Fans of the "Baby Girl" series can now enjoy the long-awaited conclusion of this suspenseful saga about Cleo, a girl virtually orphaned at the age of twelve who not only has to survive on her own but elude someone who is trying to kill her. Cleo's travels have taken her near and far, partly to escape from whoever is pursuing her with evil intent, but also in search of her true identity since the woman she knew as her mother clearly wasn't her biological parent. This missing piece leaves a gaping hole within herself which she's desperate to fill with the truth.

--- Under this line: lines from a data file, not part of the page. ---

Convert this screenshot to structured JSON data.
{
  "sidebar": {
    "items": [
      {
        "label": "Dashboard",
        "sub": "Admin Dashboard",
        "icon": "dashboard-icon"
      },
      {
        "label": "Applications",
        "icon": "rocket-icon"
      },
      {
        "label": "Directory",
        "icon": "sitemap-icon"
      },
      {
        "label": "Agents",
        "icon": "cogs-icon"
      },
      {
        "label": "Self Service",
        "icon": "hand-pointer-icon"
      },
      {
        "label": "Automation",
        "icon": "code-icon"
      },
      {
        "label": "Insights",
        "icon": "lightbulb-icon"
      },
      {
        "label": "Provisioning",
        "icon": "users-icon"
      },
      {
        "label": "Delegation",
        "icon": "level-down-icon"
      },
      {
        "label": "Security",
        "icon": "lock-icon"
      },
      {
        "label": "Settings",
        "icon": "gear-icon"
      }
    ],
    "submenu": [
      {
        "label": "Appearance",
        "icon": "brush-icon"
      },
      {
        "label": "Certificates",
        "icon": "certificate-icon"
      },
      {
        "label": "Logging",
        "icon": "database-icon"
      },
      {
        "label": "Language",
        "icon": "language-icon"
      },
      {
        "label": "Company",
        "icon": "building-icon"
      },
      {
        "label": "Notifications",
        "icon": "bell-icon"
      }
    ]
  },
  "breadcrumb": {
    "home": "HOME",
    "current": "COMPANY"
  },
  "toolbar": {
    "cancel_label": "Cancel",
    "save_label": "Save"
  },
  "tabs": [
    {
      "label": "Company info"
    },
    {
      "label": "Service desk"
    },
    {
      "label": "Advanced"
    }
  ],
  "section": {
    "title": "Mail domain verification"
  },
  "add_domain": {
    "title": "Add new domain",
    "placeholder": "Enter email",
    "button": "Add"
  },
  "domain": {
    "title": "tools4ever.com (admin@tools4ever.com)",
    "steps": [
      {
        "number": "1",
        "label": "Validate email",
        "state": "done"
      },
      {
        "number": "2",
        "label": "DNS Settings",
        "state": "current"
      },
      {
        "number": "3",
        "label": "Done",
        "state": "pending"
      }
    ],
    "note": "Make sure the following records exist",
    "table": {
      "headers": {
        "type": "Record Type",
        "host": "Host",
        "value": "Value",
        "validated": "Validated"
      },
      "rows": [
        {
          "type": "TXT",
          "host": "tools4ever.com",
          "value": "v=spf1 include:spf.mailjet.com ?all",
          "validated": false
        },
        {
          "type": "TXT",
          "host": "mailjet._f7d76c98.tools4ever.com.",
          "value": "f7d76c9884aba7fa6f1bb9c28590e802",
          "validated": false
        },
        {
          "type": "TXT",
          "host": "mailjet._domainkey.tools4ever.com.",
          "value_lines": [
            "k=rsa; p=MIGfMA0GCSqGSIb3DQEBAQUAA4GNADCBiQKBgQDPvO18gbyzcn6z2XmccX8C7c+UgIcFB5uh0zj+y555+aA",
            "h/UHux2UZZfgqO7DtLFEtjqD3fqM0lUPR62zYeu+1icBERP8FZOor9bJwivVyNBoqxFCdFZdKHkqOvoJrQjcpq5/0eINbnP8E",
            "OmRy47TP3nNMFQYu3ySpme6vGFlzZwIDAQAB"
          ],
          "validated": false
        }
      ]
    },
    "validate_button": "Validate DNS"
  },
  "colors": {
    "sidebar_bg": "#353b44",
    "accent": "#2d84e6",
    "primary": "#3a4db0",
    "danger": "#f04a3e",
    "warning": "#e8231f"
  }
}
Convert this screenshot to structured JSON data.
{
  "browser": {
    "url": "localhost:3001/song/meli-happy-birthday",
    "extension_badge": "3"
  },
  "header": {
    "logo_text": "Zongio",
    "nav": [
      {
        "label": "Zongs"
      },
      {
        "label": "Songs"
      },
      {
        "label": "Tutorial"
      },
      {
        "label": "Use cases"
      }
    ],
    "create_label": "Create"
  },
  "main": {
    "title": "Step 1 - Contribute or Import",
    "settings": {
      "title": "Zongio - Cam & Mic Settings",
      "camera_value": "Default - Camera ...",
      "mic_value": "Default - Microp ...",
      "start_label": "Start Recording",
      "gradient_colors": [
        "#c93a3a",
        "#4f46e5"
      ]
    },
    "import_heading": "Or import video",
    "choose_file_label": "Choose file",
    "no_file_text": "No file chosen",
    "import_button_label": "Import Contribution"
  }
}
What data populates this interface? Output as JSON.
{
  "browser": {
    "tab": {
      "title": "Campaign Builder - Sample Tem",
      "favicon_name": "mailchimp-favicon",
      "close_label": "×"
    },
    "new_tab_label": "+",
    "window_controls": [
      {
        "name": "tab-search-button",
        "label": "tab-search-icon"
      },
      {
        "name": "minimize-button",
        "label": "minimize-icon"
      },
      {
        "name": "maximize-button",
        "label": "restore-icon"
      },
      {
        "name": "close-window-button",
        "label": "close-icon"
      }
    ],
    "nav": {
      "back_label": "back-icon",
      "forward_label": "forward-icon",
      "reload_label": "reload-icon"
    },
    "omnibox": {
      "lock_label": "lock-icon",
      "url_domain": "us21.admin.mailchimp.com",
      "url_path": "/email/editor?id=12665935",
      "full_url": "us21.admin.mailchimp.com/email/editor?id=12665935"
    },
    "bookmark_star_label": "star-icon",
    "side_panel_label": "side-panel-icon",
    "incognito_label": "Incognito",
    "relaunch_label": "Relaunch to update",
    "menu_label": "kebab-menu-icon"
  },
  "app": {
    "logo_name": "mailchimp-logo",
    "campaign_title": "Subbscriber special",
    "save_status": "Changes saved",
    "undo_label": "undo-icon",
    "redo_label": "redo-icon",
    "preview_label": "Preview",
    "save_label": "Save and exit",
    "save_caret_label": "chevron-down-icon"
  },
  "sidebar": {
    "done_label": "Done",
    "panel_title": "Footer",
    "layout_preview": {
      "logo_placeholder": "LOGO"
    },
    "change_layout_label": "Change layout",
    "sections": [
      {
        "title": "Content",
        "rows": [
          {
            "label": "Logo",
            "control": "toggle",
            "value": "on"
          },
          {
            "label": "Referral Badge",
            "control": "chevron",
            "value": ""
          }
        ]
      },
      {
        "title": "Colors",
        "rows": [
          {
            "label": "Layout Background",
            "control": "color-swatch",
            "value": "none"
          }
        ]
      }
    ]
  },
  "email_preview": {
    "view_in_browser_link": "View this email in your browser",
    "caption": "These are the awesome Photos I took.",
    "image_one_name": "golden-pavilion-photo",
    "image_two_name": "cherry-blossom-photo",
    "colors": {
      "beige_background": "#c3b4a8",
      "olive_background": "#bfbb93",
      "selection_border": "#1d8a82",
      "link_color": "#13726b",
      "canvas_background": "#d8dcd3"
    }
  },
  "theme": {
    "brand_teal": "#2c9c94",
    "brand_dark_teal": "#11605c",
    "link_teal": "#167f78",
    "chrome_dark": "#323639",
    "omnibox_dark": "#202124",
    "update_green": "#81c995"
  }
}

As Cleo follows additional leads toward the answers she has sought for years, she finds herself in New York where she finally succeeds in finding her biological roots. I don't want this review to be a spoiler so won't go into it any more than to say it's a surprising yet very satisfying ending which answers all the questions presented in previous episodes. I do suggest, however, that readers might want to refresh their memories of how Baby Girl 3: "City by the Bay" ended because this one picks up at that point without fanfare. In fact, if you haven't followed Cleo throughout her quest you should read all previous episodes first to fully appreciate this great conclusion.
There is plenty of food for thought in this volume as Cleo synthesizes some important lessons. One is that a person's biological family is often not the desired source of nurturing and love you might expect. Orphans and adopted children tend to fill this painful gap in their background with an idealized version of who their parents are, which is seldom accurate. At some point it becomes apparent that parental surrogates and role models who have been there when you needed them as well as friends who have accepted, helped and loved you for who you are, even when you didn't know yourself, are your true family as opposed to blood relatives. Often when people think they're bereft of anyone who loves them it's simply because they have not yet learned to know and love themselves.
Throughout this series Cleo has assumed various personas such as Justine when she was in Paris and Shanna in San Francisco as she attempted to hide from her unknown enemies. These were never entirely comfortable for her because she knew they didn't represent who she really was. When she eventually discovers the identity of her biological family and finally answers the question which has haunted her most of her life, she realizes that it doesn't change as much as she expected. She's still the same person she's always been and is actually better for her experiences than she probably would have been if she'd been raised by her biological family. This knowledge frees her at last just to be Cleo, who she's been all along.
(reviewed 8 days after purchase)